Other possible causes of ADHD behavior are:
Malnutrition or improper diet
Lack of exercise
Lack of sleep
Viral or bacterial infections
Early-stage brain tumors
Although no chemical imbalance has ever been proven, health professionals prescribe psychostimulant medication (such as Ritalin, Strattera, Adderall) as the primary treatment in correcting the 'chemical imbalance'. In 2000, more than 19 million prescriptions for ADHD drugs were filled, a 72% increase since 1995.
However, with the known side effects of these drugs and without knowledge or evidence of long-term results on growth and development, is medication really the best option?
However, these drugs are not without serious risk. Between the years of 1990-2000, over 569 children were hospitalized, 38 of them were life-threatening hospitalizations, and 186 died from Ritalin.
It is well known that psychostimulants have abuse potential. Very high doses of psychostimulants, particularly of amphetamines, may cause central nervous system damage, cardiovascular damage, and hypertension. In addition, high doses have been associated with compulsive behaviors and, in certain vulnerable individuals, movement disorders. There is a rare percentage of children and adults treated at high doses who have hallucinogenic responses. Drugs used for ADHD other than psychostimulants have their own adverse reactions: tricyclic antidepressants may induce cardiac arrhythmias, bupropion at high doses can cause seizures, and pemoline is associated with liver damage. -- Diagnosis and Treatment of Attention Deficit Hyperactivity Disorder, National Institute of Health
Many parents do not realize that if their child takes Ritalin or other psychostimulant medication past the age of 12, according to the 1999 Military Recruitment Manual, that child may not join the Army, Air Force, Navy, Marines, Coast Guard, or National Guard until after a doctor has signed a paper stating that the person has been off the medication for four years.
Also, if a child uses Ritalin or other psychostimulant medication, the state or federal government cannot hire him or her if the job involves state secrets or national security, because that child is a Class 2 drug user.
If a child uses Ritalin or other psychostimulant medication, some insurance companies will turn down that child for being a Class 2 drug user, and may even turn down the entire family. Other health insurance companies will raise rates and write in a pre-existing condition clause, excluding some coverage for the ADD/ADHD child.

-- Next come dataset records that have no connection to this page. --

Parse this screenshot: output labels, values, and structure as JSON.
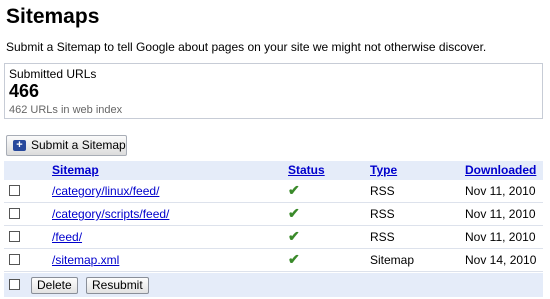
{
  "page": {
    "title": "Sitemaps",
    "description": "Submit a Sitemap to tell Google about pages on your site we might not otherwise discover."
  },
  "stats": {
    "label": "Submitted URLs",
    "count": "466",
    "indexed": "462 URLs in web index"
  },
  "toolbar": {
    "submit_label": "Submit a Sitemap",
    "submit_icon": "plus-icon"
  },
  "table": {
    "headers": {
      "sitemap": "Sitemap",
      "status": "Status",
      "type": "Type",
      "downloaded": "Downloaded"
    },
    "rows": [
      {
        "url": "/category/linux/feed/",
        "status": "ok",
        "type": "RSS",
        "downloaded": "Nov 11, 2010"
      },
      {
        "url": "/category/scripts/feed/",
        "status": "ok",
        "type": "RSS",
        "downloaded": "Nov 11, 2010"
      },
      {
        "url": "/feed/",
        "status": "ok",
        "type": "RSS",
        "downloaded": "Nov 11, 2010"
      },
      {
        "url": "/sitemap.xml",
        "status": "ok",
        "type": "Sitemap",
        "downloaded": "Nov 14, 2010"
      }
    ]
  },
  "footer": {
    "delete_label": "Delete",
    "resubmit_label": "Resubmit"
  },
  "colors": {
    "link": "#0000cc",
    "header_bg": "#e5ecf9",
    "check": "#3a8a2a"
  }
}
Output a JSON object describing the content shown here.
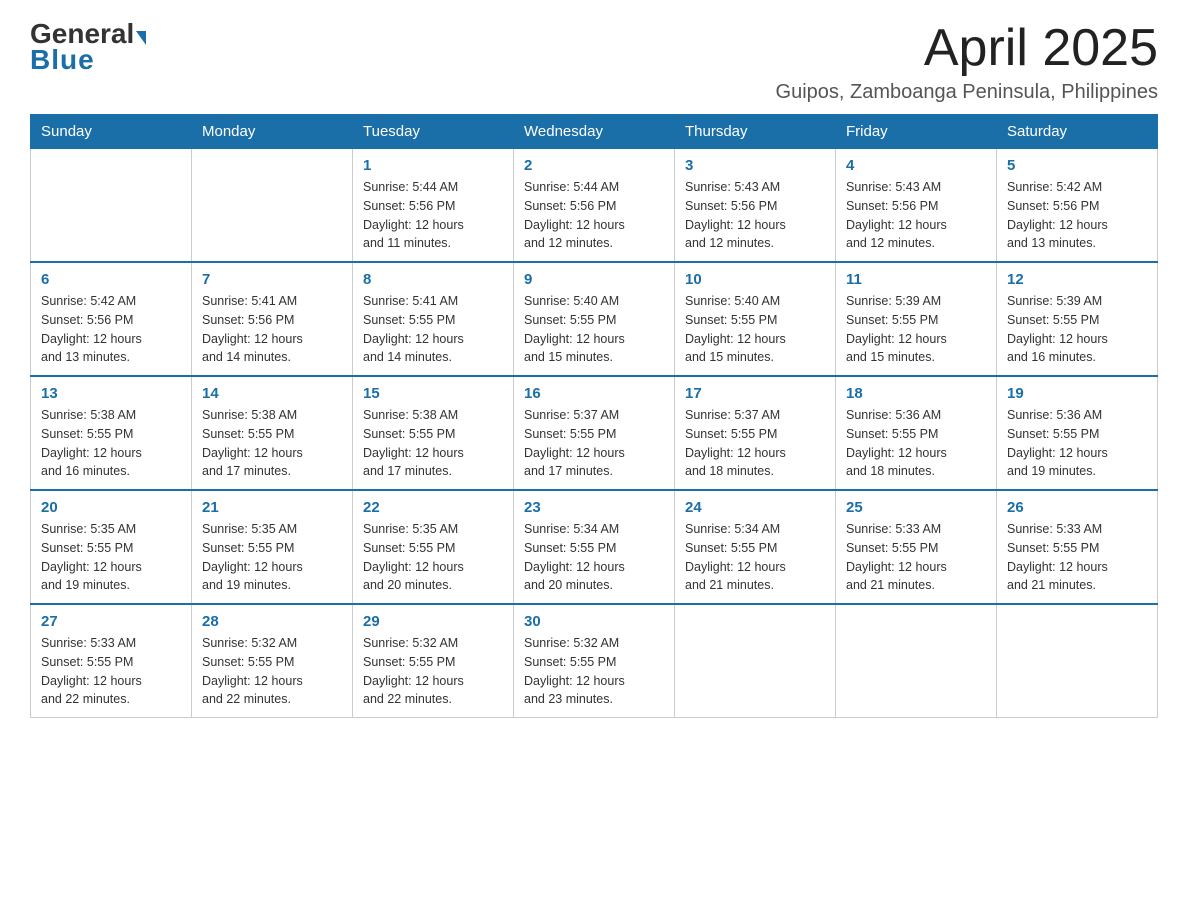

Psychostimulant medication are drugs that are commonly abused. Some unprescribed users of Adderall, an amphetamine, and methylphenidate, more widely known as Ritalin, are adults. But experts say many are young people, as young as 11, who get the drugs from peers being treated for ADD. Users often crush the pills and snort them to get a cocaine-like rush, as these drugs and cocaine have more similarities than differences.
Students who take ADD/ADHD medication are often asked to sell or trade their drugs, and many know students who have given away or sold their medication.
According to the Substance Abuse and Mental Health Services Administration, a study of students in Wisconsin and Minnesota showed 34% of ADHD youth, ages 11-18, report being approached to sell or trade their medicines, such as Ritalin.
There are so many concerns surrounding the diagnosis and treatment of ADD/ADHD that parents must be knowledgeable and cautious. It is usually the school that approaches parents to have an assessment for ADD/ADHD and parents often feel pressured in having the traditional ************** to 'correct' their child's behavior.
What should parents do if the school identifies a child with potentially having ADD/ADHD?
Have the school put their concerns and directions in writing. Hold them accountable.
If the school tells you that your child needs medication to control his or her behavior, remind them that medical help does not necessarily mean taking medication.
If you are told to sign a release for your child's medical records, ask to see that law in writing.